Dog Food Dry Matter Basis for Protein, Fat, and Carb Analysis
Pet owners often wonder whether their dog food is high in protein, fat, or carbohydrates- the macro nutrients of the food. Unfortunately, the answer to these questions is not easily attainable from the dog food label. To calculate a dog food’s protein, fat, or carb values, the guaranteed analysis on the label must first be converted to a dry matter basis. This article, which is an update on a previously published piece, will demonstrate how to do this.
Let’s start by looking at the typical food label guaranteed (or crude) analysis which displays the relative amounts of the macronutrients. Most labels show you the percentages for the following:
As you can see, there is no mention of the carbohydrate content. But that doesn’t mean that we can’t determine that component value.
Before we show the calculation, we must take a side step and discuss another ingredient that isn’t often listed, Ash. The ash content in a food is needed to more accurately estimate the carbohydrate content.
What is Ash?
Ash is the inorganic material that remains after organic material is burnt up. Ash is made up of mineral nutrients like calcium, phosphorous, zinc, iron, etc. Ash itself is not necessarily bad– most ash comes from the bone content and minerals additives in a product. In general, dry pet food is always going to contain ash content while wet food will occasionally have it in smaller amounts.
Ash content is not often displayed on the dog food label. If it is, you will use that value when doing the carbohydrate calculation. If the ash content is not explicitly stated on the label, according to “Applied Veterinary Clinical Nutrition”, Andrea J. Fascetti, Sean J. Delaney, you can use an estimate of 2.5% for canned food and 8% for dry food.
Calculating Dry Matter Macronutrient Content of Dog Food
The calculation of the macronutrient content is a simple 2 step process. The first step is to estimate the percentage of carbohydrates on an as fed basis, and the second step is to convert it to a dry matter basis (which adjusts for water content). We will use the example label below in our calculations.
Step 1: The protein, fat, carbohydrate, ash and moisture content account for almost 100 percent of the total pre-cooking weight of any dog food. By subtracting the protein, fat, water and ash percentages from the 100 percent total, you will have a decent estimate of the total carbohydrate content. Using our example above:
100-26-16-10-7.5= 40.5% carbohydrates.
Note that the fiber is not included in this calculation because it comes from carbohydrates so it is already a part of the carbohydrate total.
Step 2: Convert to dry matter basis- this step allows you to compare dry food and canned food as it adjusts for water content. The dry matter calculation is a simple ‘rebasing’ of the nutrient profiles after removing the water content. To rebase the values, divide each macronutrient percentage by (100-Moisture %).

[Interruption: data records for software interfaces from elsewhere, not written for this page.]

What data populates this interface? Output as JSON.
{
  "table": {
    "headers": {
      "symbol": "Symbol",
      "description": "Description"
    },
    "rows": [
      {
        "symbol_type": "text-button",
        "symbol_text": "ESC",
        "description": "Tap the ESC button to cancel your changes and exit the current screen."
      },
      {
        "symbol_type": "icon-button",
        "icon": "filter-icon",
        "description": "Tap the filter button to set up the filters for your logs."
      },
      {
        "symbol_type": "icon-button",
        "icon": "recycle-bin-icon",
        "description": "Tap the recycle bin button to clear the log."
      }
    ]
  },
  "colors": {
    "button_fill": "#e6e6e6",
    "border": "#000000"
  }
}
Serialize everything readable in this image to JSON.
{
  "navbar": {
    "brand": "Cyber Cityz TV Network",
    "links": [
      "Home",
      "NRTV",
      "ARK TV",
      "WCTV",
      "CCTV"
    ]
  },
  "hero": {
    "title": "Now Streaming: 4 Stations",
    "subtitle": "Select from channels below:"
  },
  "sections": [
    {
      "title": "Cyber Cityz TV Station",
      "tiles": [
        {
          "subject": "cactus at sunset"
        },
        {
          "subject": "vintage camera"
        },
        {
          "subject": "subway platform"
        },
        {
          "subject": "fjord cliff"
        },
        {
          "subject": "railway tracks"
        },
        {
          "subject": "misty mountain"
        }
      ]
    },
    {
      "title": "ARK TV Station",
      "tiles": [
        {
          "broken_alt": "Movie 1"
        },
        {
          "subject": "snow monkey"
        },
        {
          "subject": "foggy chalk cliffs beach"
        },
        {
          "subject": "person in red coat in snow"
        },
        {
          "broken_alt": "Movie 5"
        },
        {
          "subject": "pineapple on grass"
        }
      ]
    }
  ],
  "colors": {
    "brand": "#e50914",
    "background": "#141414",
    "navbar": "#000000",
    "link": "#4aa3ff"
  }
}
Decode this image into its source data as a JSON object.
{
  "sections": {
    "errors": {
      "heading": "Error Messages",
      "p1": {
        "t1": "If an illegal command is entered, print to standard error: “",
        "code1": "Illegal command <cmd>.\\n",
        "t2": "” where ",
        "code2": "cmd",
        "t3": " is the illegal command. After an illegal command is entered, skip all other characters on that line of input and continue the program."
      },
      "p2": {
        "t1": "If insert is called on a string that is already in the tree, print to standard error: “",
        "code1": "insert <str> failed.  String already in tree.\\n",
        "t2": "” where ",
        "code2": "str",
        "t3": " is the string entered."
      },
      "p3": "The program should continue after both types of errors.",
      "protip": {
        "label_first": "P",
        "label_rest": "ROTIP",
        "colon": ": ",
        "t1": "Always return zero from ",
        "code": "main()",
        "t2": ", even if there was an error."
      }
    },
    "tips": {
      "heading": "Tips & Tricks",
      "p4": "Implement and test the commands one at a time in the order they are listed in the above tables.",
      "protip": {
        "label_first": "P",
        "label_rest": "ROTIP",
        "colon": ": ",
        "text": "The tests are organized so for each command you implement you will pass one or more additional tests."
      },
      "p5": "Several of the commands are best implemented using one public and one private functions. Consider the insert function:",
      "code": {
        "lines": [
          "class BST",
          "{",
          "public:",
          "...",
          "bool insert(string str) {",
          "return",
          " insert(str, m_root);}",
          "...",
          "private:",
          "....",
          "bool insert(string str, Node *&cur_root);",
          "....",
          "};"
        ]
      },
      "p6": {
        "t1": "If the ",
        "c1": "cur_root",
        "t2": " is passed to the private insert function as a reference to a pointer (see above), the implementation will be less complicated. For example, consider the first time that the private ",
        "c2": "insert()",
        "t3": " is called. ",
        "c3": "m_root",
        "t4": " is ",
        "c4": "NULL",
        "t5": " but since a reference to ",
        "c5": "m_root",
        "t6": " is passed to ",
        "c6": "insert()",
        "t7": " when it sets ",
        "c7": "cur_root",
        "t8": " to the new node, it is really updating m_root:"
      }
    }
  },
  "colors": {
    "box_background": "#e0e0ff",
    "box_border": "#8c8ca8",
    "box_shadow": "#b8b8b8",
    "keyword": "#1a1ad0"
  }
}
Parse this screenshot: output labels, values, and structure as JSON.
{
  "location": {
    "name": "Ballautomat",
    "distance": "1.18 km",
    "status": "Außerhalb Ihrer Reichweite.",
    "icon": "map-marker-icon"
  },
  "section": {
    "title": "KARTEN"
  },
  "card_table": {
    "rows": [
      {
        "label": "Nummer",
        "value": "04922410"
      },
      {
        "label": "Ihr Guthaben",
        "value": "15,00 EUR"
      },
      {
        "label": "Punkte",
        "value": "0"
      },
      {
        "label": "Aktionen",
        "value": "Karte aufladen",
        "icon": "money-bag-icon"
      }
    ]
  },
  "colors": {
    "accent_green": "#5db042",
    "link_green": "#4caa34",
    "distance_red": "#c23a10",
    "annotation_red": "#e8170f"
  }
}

Using our example above, we rebase by taking the protein, fat, and carb amounts from above and divide by the dry matter (100%-10% moisture = 90% or .9). Here are the results for the main macro nutrients.
The net result of these calculations is that this example food is 45% carbohydrate on a dry matter basis. Most dog foods have a carbohydrate percentage between 30-70%, with higher values normally associated with lower quality foods that use grains and other low cost fillers to provide a disproportionate amount of the foods energy benefit.
Here is another example using a canned food. You will see a marked change in the macronutrient components because canned food has a much larger moisture content than dry food.
Work out the dry matter analysis on your own before checking below! We gave you some hints by providing the Ash and Carb values already.
Because this food is 76% moisture, the macronutrient values from the above table will need to be rebased by (100%-76%) or 24%. The answers are….anyone? Anyone? (with respect to Ferris Buehler).
Visually, look at the difference in a Pie Chart.
First, as reported in the label:
Now after adjusting for moisture:
What a difference!
What does this all mean for my dog?
First of all, check with your vet to make sure your dog does not require a special diet. Dogs are meant to eat high protein and high fat diets. This is the kind of diet they ate thousands of years ago and it is what their bodies were meant to consume. So run a dry matter calculation on your dog’s food to see how the protein, fat, and carbs stack up. If you see a high value for carbs, be wary and consider alternatives (assuming that there is no medical reason for a lower protein/fat diet). Check out our article on the average macronutrient values in dog food to determine how the food compares.
References and further reading:
“Applied Veterinary Clinical Nutrition”, edited by Andrea J. Fascetti, Sean J. Delaney
Next week we will return to our Dog Food Ingredients A to Z series. We are up to the letter “P”.